The next scene, Rue Fashion, featured more formal designs. Slacks, button-downs, jackets, pencil skirts and blouses were the main pieces worn, but it was not boring formal wear by any means. There was little disparity in the level of femininity or masculinity of the outfits, so the male and female models who came on stage in pairs looked well-matched. Plenty of the pieces were in neutral colors, but they also featured pops of pattern, the colors of which were also subdued.

The ASO dancers performed next. There was plenty of dancing throughout the night: models, hosts and even members of the audience danced on stage, but the ASO dancers blew them out of the water. Audience members got up out of their seats to better see the dancers or to dance along with the music that the ASO dancers moved so expertly to.

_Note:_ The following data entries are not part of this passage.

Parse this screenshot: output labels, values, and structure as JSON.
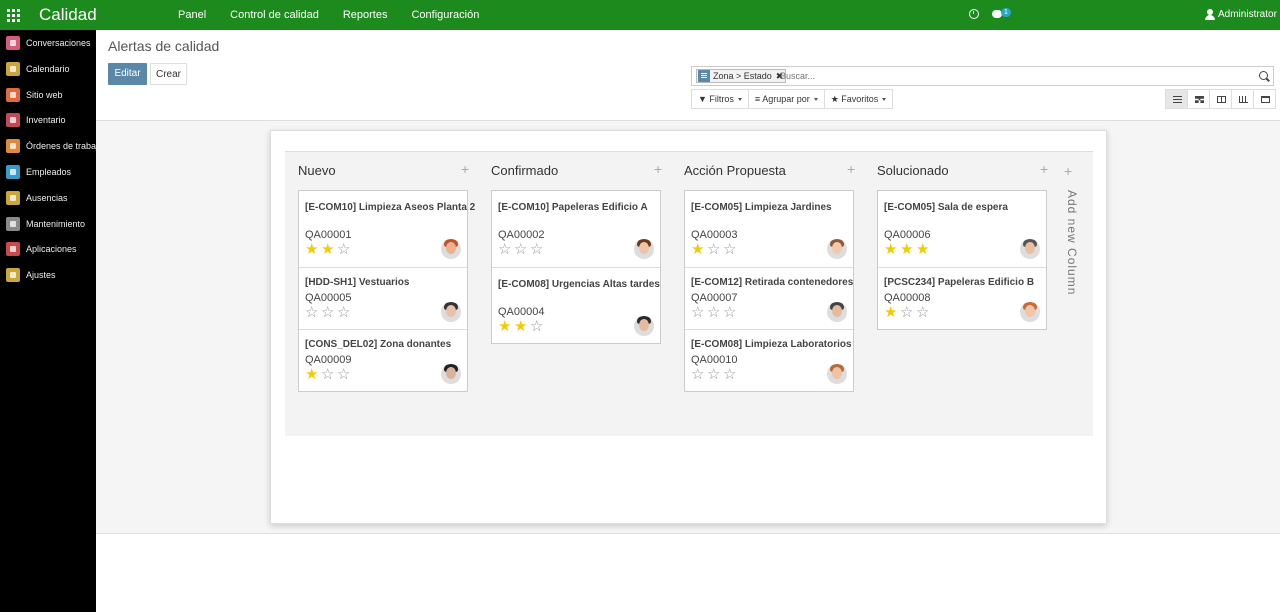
{
  "app": {
    "title": "Calidad"
  },
  "topmenu": [
    "Panel",
    "Control de calidad",
    "Reportes",
    "Configuración"
  ],
  "systray": {
    "chat_badge": "1",
    "user": "Administrator"
  },
  "sidebar": {
    "items": [
      {
        "label": "Conversaciones",
        "icon": "conversations-icon",
        "color": "#d35d7a"
      },
      {
        "label": "Calendario",
        "icon": "calendar-icon",
        "color": "#c9a63a"
      },
      {
        "label": "Sitio web",
        "icon": "website-icon",
        "color": "#e06a3a"
      },
      {
        "label": "Inventario",
        "icon": "inventory-icon",
        "color": "#c2495a"
      },
      {
        "label": "Órdenes de trabajo",
        "icon": "work-orders-icon",
        "color": "#e0893a"
      },
      {
        "label": "Empleados",
        "icon": "employees-icon",
        "color": "#3a9ac9"
      },
      {
        "label": "Ausencias",
        "icon": "leaves-icon",
        "color": "#c9a63a"
      },
      {
        "label": "Mantenimiento",
        "icon": "maintenance-icon",
        "color": "#8a8a8a"
      },
      {
        "label": "Aplicaciones",
        "icon": "apps-icon",
        "color": "#c94a4a"
      },
      {
        "label": "Ajustes",
        "icon": "settings-icon",
        "color": "#c9a63a"
      }
    ]
  },
  "control": {
    "title": "Alertas de calidad",
    "edit_label": "Editar",
    "create_label": "Crear",
    "facet_label": "Zona > Estado",
    "search_placeholder": "Buscar...",
    "filters_label": "Filtros",
    "groupby_label": "Agrupar por",
    "favorites_label": "Favoritos",
    "views": [
      "list",
      "kanban",
      "grid",
      "graph",
      "calendar"
    ],
    "active_view": "list"
  },
  "kanban": {
    "add_column_label": "Add new Column",
    "star_color": "#f3cc00",
    "columns": [
      {
        "title": "Nuevo",
        "cards": [
          {
            "title": "[E-COM10] Limpieza Aseos Planta 2",
            "code": "QA00001",
            "stars": 2
          },
          {
            "title": "[HDD-SH1] Vestuarios",
            "code": "QA00005",
            "stars": 0
          },
          {
            "title": "[CONS_DEL02] Zona donantes",
            "code": "QA00009",
            "stars": 1
          }
        ]
      },
      {
        "title": "Confirmado",
        "cards": [
          {
            "title": "[E-COM10] Papeleras Edificio A",
            "code": "QA00002",
            "stars": 0
          },
          {
            "title": "[E-COM08] Urgencias Altas tardes",
            "code": "QA00004",
            "stars": 2
          }
        ]
      },
      {
        "title": "Acción Propuesta",
        "cards": [
          {
            "title": "[E-COM05] Limpieza Jardines",
            "code": "QA00003",
            "stars": 1
          },
          {
            "title": "[E-COM12] Retirada contenedores",
            "code": "QA00007",
            "stars": 0
          },
          {
            "title": "[E-COM08] Limpieza Laboratorios",
            "code": "QA00010",
            "stars": 0
          }
        ]
      },
      {
        "title": "Solucionado",
        "cards": [
          {
            "title": "[E-COM05] Sala de espera",
            "code": "QA00006",
            "stars": 3
          },
          {
            "title": "[PCSC234] Papeleras Edificio B",
            "code": "QA00008",
            "stars": 1
          }
        ]
      }
    ]
  }
}
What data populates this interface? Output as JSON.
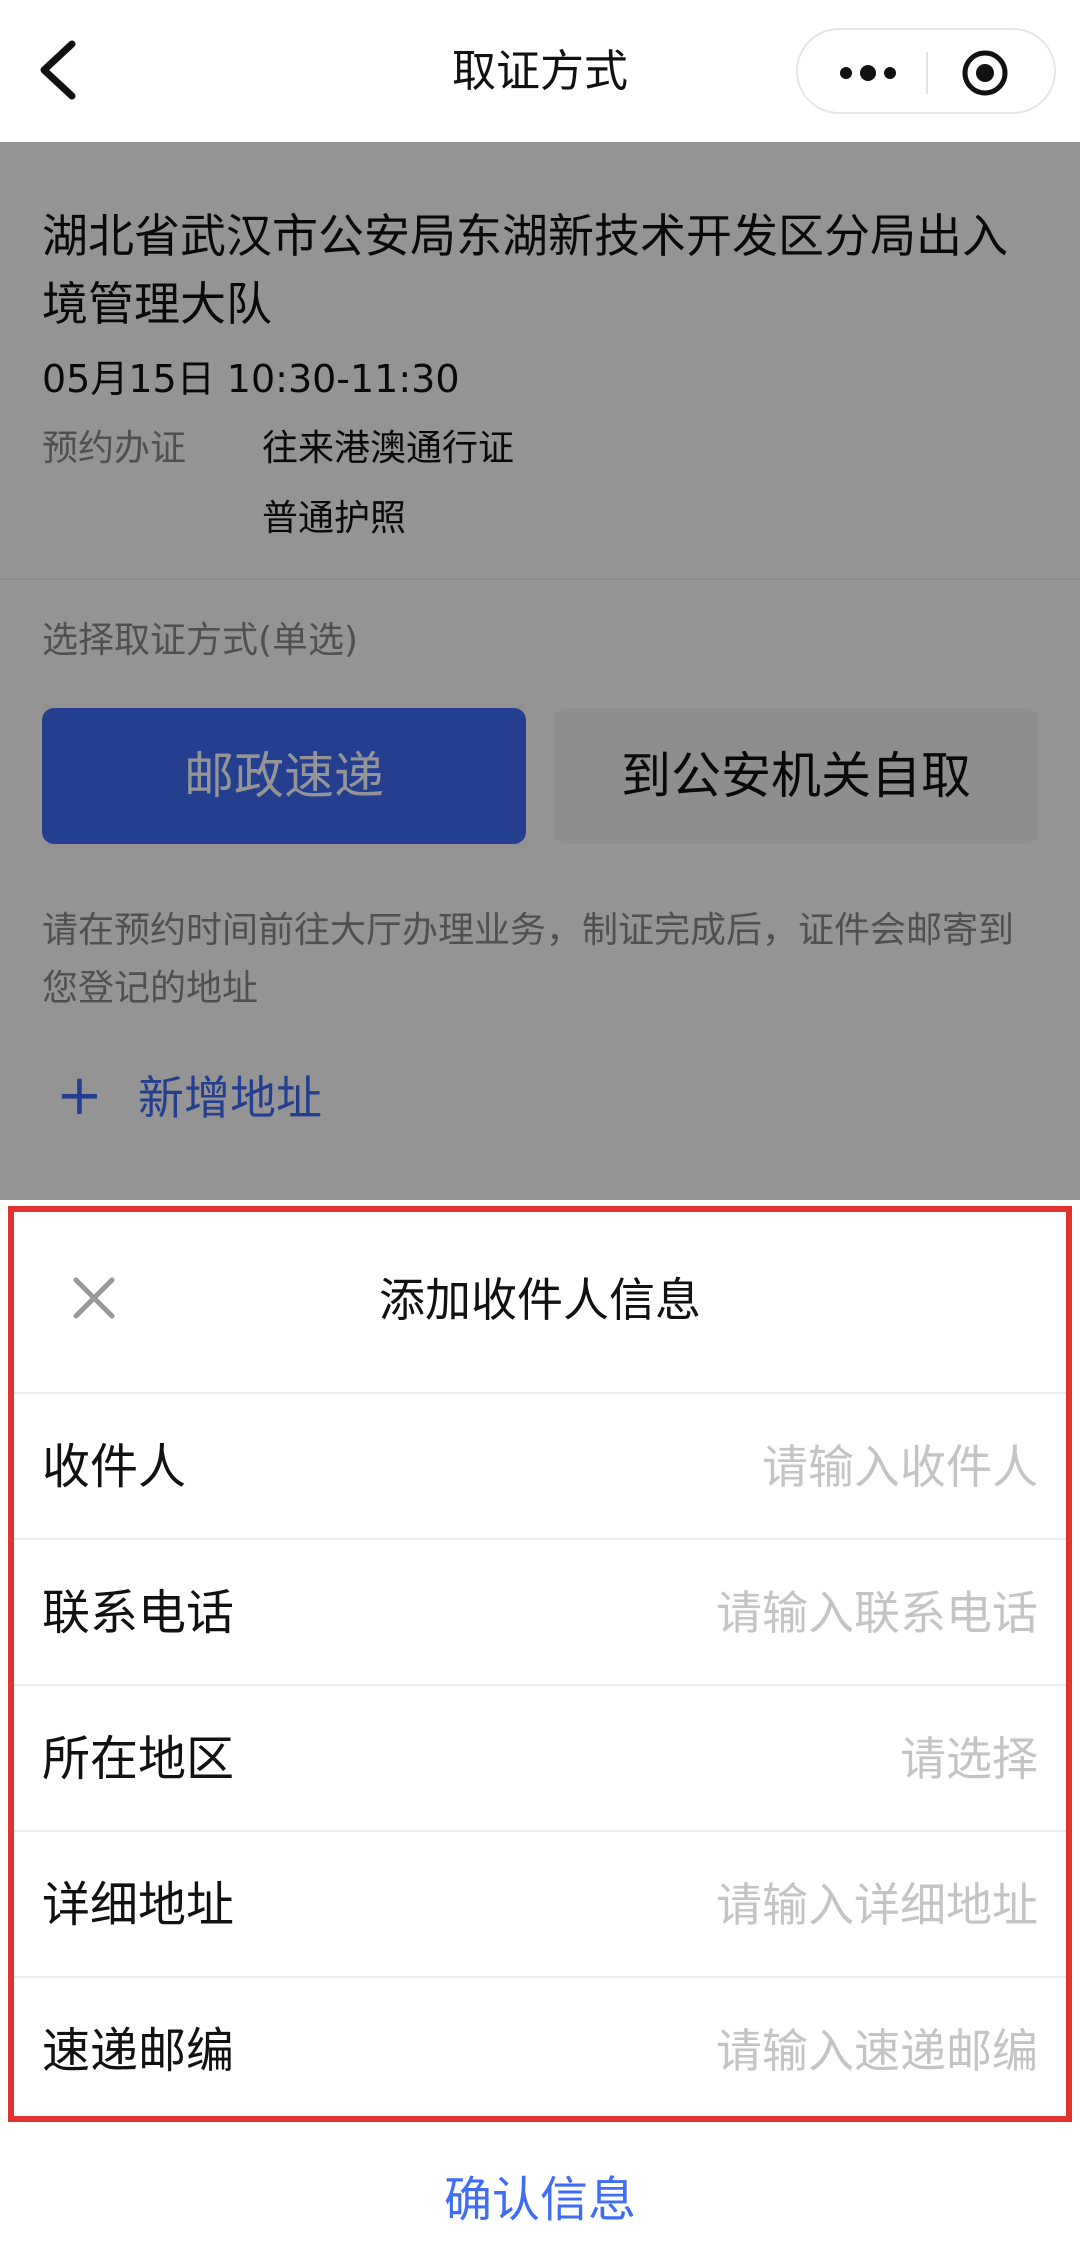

The second to last scene was The Grunge Project. Although the clothes in this collection, featuring lots of loose tops and metallic fabrics, were designed well, they were not presented well. The lights were set low and the stage was dim during this scene, which may have been an attempt at the club-like atmosphere this designer’s clothes seemed to be inspired by or meant for, but this made it difficult to see the clothes in detail.

The last scene, The Royal Try, was the most casual collection. It mainly consisted of long-sleeve T-shirts, hoodies, sweaters and hats all featuring the same graphic, possibly an attempt at a clothing line that would have immediate brand recognition. The colors of the later pieces of the collection that were a little less casual were fun, happy and fit well with the coming spring atmosphere.

The last scene finished at 10:30 p.m., a half hour past the planned end time of the show. By the time the judges finished their deliberations and announced the winners, half the audience had left.

The winning designers were, in order of last to first, Desire by Denise, The Grunge Project and Je Suis Design.

Alawoya, who was chosen as a host because of her previous involvement with ASO’s e-board, said she thought the show went well for a first-time event.

“I know it started late, which you know, could have definitely been avoided,” Alawoya said. “I think it definitely could have been more organized. But for the first time, it went really well. The designers all were great. And there was a lot of great audience interaction.”

Regardless of the few minor setbacks, ASO’s first fashion show accomplished what Alawoya said at the beginning they set out to do: bring Africa back to Oswego.

“I think ASO is doing a great job,” Alawoya said. “This is our 10th year on campus and I think it’s inspiring to see an organization actually growing. I hope to see it get bigger and better.”